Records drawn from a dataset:

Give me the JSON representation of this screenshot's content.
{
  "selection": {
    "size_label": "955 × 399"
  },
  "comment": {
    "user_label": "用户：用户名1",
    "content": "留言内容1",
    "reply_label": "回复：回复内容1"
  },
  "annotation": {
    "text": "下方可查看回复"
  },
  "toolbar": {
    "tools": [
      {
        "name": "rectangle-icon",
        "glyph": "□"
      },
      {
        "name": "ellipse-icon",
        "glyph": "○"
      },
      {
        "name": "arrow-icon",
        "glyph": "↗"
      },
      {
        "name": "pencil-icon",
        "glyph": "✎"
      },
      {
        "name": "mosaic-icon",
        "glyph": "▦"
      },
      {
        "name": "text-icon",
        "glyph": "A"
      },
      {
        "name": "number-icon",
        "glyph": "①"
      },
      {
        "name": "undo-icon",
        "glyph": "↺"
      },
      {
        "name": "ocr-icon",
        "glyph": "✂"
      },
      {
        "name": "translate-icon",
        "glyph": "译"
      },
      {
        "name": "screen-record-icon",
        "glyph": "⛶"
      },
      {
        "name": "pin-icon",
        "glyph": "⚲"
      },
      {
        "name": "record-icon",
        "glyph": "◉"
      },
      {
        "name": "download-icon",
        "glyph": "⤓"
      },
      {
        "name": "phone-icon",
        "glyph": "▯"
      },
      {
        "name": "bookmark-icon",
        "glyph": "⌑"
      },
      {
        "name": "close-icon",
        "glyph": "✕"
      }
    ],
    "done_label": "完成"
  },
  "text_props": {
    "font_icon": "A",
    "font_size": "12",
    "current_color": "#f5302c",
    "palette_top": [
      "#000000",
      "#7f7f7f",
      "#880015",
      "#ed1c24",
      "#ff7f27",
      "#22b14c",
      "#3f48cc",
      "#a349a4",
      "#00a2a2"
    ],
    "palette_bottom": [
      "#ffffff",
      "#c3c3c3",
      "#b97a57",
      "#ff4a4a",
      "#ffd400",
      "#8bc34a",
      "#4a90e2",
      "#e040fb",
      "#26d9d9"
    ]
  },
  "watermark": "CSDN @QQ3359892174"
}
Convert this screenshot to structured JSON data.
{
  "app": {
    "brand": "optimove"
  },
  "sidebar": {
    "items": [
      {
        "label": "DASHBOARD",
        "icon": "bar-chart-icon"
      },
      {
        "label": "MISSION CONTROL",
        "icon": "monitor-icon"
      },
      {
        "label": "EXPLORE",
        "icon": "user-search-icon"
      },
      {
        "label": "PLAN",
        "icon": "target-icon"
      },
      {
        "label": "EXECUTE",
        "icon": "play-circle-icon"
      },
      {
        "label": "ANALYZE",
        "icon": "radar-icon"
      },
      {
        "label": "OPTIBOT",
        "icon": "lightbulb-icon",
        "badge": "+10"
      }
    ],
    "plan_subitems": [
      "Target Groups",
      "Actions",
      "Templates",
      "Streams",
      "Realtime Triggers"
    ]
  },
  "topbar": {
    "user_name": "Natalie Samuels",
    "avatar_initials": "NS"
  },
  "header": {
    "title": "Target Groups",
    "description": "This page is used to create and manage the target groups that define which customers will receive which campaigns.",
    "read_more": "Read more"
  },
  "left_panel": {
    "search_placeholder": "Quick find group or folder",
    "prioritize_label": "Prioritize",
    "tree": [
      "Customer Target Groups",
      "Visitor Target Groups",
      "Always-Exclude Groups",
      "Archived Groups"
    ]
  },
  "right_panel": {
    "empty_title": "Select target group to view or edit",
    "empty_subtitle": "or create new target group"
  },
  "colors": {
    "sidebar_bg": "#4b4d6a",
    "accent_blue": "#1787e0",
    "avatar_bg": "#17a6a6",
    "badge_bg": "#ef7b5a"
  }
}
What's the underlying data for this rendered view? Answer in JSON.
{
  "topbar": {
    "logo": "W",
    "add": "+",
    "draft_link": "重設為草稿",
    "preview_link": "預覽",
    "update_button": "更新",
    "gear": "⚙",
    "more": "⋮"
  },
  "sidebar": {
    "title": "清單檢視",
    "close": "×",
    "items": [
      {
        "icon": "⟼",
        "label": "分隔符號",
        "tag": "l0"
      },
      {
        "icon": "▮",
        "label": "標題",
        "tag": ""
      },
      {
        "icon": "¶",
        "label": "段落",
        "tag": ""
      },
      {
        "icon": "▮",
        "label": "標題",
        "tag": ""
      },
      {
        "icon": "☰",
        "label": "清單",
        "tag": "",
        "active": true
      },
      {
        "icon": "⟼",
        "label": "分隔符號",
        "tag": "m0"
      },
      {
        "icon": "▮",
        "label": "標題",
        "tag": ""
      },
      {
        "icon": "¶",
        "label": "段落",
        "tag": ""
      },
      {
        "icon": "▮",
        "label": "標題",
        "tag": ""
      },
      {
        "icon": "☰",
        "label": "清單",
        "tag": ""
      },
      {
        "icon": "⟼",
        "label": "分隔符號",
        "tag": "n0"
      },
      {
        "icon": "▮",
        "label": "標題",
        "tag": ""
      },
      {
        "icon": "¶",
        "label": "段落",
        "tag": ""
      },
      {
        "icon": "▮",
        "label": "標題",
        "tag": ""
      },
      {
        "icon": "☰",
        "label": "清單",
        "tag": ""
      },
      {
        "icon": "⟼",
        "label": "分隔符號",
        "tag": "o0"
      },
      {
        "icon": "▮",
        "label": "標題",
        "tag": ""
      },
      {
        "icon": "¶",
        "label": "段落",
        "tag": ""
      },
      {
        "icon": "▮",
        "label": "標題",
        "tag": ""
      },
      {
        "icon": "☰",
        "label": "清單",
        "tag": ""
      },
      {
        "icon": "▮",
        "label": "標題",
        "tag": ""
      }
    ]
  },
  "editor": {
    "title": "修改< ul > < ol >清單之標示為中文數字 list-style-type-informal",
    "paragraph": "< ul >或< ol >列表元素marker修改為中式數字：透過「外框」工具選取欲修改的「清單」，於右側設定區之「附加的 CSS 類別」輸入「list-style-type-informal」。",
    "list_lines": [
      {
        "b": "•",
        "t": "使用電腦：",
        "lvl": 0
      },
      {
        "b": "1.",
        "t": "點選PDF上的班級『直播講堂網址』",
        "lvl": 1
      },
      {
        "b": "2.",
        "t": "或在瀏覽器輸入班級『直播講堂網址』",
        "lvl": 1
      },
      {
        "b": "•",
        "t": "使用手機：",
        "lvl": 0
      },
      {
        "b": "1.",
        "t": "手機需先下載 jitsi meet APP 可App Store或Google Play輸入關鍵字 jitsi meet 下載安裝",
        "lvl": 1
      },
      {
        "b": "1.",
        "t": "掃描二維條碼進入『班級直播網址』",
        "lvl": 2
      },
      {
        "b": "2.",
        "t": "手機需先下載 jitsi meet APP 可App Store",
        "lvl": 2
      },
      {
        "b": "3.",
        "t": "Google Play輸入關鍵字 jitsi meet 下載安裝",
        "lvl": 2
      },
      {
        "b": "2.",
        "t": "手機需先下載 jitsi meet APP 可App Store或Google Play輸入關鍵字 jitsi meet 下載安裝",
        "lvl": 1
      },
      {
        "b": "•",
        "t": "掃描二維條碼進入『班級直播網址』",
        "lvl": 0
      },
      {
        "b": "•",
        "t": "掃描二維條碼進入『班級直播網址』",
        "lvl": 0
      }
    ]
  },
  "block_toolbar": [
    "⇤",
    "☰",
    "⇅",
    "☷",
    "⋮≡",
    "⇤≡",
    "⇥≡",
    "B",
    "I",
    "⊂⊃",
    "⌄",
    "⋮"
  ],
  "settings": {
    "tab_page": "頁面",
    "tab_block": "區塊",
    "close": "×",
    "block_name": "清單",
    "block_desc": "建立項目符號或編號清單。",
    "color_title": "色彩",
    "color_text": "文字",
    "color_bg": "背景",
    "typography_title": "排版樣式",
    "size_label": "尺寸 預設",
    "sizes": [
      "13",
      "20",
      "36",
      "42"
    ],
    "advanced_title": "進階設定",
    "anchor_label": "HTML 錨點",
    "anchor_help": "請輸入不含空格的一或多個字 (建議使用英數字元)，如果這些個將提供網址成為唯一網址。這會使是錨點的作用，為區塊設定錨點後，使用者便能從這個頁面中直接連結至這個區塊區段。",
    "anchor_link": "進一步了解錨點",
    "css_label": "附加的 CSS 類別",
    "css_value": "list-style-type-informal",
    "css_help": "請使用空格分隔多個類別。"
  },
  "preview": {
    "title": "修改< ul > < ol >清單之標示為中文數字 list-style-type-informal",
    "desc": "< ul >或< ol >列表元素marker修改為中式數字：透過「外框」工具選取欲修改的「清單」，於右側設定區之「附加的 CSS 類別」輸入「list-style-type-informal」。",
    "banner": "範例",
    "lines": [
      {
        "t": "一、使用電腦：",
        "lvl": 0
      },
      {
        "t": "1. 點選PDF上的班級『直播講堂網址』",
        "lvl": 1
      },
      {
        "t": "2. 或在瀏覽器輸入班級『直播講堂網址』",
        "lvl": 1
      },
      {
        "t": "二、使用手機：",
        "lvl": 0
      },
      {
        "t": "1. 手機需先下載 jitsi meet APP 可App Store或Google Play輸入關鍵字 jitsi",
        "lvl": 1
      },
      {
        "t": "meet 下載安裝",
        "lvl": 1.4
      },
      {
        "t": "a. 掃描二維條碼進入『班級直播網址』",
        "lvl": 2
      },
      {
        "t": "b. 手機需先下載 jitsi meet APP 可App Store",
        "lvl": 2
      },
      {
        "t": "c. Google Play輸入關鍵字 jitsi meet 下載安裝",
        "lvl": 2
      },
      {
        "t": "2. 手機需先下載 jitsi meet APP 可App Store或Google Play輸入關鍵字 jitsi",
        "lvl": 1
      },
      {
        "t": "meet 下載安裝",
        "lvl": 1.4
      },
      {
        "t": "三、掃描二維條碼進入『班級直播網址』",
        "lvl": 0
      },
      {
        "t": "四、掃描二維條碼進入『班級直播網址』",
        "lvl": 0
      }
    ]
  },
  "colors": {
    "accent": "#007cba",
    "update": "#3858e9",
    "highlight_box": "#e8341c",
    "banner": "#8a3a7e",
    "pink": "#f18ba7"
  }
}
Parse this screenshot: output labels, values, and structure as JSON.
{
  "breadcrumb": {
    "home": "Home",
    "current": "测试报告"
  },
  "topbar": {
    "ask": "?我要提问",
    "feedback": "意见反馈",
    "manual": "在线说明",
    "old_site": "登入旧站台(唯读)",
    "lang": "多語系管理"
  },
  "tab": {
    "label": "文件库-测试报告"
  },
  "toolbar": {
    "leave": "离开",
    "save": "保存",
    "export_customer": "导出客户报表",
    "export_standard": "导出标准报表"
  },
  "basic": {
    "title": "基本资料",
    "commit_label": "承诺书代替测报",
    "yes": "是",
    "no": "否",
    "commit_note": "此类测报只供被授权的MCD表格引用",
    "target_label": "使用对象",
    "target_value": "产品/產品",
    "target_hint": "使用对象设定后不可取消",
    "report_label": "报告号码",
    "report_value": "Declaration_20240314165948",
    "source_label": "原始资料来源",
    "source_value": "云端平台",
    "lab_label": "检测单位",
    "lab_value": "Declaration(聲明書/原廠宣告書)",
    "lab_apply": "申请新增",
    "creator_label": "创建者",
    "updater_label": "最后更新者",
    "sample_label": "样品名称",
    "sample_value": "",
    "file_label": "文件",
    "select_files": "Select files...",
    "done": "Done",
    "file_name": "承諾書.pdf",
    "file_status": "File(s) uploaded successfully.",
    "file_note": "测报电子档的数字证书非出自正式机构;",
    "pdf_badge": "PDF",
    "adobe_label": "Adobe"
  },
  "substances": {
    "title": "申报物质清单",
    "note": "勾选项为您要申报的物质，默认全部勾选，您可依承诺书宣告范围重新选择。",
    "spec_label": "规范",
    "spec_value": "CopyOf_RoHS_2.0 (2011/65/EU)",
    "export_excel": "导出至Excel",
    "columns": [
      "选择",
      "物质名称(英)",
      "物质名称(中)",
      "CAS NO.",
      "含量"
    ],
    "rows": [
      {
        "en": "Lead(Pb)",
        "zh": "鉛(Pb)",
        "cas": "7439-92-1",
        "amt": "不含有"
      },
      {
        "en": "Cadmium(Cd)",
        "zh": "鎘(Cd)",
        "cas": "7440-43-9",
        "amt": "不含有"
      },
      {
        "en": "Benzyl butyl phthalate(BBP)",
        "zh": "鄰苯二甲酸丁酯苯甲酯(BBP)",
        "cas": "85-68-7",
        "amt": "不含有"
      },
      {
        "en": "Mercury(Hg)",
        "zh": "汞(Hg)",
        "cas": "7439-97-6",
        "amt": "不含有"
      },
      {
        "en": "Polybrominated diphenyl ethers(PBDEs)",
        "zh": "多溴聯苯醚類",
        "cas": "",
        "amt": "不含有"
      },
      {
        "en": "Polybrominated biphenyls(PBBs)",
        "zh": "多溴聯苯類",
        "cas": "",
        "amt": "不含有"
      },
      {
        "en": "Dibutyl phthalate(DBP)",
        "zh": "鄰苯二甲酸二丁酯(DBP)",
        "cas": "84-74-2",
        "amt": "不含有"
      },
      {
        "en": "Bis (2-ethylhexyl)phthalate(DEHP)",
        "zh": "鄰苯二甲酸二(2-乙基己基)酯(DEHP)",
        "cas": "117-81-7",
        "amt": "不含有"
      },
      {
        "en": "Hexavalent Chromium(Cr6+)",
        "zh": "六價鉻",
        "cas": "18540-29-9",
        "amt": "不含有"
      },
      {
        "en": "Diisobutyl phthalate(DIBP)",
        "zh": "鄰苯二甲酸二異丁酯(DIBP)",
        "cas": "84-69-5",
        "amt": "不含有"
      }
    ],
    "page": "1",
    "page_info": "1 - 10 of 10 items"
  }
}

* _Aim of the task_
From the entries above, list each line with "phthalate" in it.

* _The completed task_
        "en": "Benzyl butyl phthalate(BBP)",
        "en": "Dibutyl phthalate(DBP)",
        "en": "Bis (2-ethylhexyl)phthalate(DEHP)",
        "en": "Diisobutyl phthalate(DIBP)",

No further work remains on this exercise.